For the love of chocolate
I sometimes wonder if we would ever have been introduced to this heavenly delight if the Europeans did not visit South America. Thank goodness they did, since today we get to enjoy the sweet rapture of chocolates in various forms.
The history of chocolate is steeped in some remarkable legend. The Aztecs believed that cacao seeds were the gift of Quetzalcoatl, the god of wisdom, and they had so much value that they were used as currency.
Today, two-thirds of the world's cocoa is produced in western Africa, with Côte d'Ivoire being the largest source. The demand for chocolate has not subsided over the years, and this has led to more cultivation across the world.
The six most popular forms of chocolates are:
Some of the most popular varieties of chocolate bar contain fruit and nuts, while chocolate-based drinks are an alternative to coffee or tea. It is no wonder that the many uses of chocolate make it is an amazing and seemingly magical fruit (cacao beans).
Chocolate receives a lot of bad press because of its high fat and sugar content. Its consumption has been associated with acne, obesity, high blood pressure, coronary artery disease and diabetes.
But according to research done in the Netherlands, chocolate's antioxidant potential may have a range of health benefits. The higher the cocoa content, as in dark chocolate, the more benefits there are. Dark chocolate may also contain less fat and sugar.
Some benefits seen are:
One study, published in The Journal of Nutrition, suggests that chocolate consumption may help reduce low-density lipoprotein (LDL) cholesterol levels, also known as "bad cholesterol."
Scientists at Harvard Medical School have suggest that drinking two cups of hot chocolate a day may help keep the brain healthy and reduce memory decline in older people.
Research published in The BMJ suggests that consuming chocolate could help lower the risk of developing heart disease by one-third.
Canadian scientists, in a study involving 44,489 individuals, found that people who ate chocolate were 22 percent less likely to experience a stroke than those who did not.
Fetal growth and development

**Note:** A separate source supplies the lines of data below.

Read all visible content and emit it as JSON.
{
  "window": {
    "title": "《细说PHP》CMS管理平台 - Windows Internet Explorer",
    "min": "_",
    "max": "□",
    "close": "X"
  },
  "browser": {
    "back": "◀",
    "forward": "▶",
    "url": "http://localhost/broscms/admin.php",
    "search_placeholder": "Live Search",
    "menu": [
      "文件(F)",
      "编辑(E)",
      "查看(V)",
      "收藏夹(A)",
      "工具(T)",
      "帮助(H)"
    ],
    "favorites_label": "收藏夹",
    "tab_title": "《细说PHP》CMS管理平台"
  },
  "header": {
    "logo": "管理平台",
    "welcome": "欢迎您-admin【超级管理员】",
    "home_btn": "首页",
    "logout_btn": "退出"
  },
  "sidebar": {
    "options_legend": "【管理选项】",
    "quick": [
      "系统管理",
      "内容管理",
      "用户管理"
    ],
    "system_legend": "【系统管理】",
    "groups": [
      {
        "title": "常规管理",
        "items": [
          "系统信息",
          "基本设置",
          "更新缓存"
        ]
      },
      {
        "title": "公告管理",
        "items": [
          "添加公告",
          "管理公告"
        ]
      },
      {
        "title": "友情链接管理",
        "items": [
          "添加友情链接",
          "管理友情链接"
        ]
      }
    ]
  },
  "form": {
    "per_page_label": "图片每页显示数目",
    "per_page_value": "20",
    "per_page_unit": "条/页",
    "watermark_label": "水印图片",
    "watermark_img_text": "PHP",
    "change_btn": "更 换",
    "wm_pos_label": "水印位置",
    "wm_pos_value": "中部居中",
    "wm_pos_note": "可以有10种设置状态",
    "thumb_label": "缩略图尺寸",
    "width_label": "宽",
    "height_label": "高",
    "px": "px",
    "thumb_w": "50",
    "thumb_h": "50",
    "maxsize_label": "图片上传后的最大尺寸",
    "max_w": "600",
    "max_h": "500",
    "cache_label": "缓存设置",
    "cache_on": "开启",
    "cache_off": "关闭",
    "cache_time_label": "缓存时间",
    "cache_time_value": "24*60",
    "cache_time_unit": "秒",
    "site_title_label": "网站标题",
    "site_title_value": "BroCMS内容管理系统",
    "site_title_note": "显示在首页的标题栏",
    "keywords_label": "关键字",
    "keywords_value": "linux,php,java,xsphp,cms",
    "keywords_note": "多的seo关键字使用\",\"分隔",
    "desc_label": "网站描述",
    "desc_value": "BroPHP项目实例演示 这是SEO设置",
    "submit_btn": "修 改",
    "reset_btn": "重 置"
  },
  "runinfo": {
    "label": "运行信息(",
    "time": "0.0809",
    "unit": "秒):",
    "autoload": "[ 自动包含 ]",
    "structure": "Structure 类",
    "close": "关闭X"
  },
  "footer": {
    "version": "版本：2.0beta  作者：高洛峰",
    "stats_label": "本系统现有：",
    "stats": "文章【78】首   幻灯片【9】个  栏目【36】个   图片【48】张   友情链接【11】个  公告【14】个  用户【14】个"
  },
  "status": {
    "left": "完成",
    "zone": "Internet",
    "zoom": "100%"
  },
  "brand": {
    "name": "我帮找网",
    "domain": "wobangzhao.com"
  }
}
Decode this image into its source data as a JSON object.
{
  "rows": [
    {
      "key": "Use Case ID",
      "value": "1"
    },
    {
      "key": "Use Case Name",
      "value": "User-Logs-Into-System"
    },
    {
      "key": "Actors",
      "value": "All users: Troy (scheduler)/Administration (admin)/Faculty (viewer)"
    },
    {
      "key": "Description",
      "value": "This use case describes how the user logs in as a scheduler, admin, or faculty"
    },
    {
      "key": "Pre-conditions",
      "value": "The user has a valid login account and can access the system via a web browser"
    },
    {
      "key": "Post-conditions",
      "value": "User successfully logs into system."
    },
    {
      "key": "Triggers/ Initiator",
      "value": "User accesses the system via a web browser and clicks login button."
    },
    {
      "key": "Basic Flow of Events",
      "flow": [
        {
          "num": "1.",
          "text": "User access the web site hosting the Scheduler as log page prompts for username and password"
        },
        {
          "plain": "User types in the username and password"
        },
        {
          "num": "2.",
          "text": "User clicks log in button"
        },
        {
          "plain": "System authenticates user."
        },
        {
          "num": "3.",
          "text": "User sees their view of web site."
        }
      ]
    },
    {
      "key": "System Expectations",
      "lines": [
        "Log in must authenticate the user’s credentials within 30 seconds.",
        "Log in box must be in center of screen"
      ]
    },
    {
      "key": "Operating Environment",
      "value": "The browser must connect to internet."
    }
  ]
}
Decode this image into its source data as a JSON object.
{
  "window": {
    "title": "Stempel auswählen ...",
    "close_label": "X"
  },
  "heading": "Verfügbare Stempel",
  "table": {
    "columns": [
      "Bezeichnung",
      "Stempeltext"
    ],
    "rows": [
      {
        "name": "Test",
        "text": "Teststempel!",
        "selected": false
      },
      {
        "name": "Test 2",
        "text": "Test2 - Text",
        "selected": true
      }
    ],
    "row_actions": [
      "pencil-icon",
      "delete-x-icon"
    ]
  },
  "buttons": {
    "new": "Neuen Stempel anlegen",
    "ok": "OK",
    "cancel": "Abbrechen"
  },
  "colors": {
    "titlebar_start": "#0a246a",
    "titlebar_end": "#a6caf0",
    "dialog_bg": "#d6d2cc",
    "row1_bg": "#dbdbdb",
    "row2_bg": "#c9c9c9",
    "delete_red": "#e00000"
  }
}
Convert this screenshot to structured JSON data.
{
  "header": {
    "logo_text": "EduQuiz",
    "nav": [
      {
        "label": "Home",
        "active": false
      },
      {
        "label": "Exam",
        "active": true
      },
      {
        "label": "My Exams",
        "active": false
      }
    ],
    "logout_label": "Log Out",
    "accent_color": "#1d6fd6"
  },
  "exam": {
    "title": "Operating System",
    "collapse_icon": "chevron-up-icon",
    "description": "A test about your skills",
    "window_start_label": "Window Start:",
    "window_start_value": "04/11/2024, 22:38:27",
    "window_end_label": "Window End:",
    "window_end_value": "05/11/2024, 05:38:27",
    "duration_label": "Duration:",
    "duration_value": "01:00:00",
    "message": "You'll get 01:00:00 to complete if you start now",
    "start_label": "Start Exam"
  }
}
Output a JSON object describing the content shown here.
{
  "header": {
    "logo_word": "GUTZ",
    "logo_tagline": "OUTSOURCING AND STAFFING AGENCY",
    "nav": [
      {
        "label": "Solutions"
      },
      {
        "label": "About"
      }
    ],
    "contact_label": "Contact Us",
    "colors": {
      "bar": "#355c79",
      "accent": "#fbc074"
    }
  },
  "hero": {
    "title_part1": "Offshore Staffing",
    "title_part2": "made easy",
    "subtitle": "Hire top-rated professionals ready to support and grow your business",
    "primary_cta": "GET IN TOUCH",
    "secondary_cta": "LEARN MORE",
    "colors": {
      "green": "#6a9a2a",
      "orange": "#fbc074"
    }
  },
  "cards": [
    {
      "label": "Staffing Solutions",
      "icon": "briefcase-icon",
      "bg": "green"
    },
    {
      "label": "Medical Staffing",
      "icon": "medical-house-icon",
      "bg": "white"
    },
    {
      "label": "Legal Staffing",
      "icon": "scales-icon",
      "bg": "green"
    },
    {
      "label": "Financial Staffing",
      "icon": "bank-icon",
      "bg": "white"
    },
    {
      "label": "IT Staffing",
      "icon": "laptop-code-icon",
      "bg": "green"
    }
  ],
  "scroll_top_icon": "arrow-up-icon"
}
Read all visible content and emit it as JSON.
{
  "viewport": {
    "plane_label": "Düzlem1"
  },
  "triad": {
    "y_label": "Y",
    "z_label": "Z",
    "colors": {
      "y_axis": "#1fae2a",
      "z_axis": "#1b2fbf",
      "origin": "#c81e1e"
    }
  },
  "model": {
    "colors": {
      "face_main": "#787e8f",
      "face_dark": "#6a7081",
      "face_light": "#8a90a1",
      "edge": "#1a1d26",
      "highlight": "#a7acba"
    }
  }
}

Eating 30 grams of chocolate every day during pregnancy may benefit fetal growth and development.
Findings suggest that a little dark chocolate may boost oxygen availability during fitness training.
So, everything in moderation is good for you. At , we have a range of chocolatey delights you can choose from.
In addition, becoming a YsFriend (member) has its exclusive benefits, every member of ours receive special discounts and offers from YsEpicure.
So check out the range and let us know if you have a special chocolate moment or recipe you would like to share with us.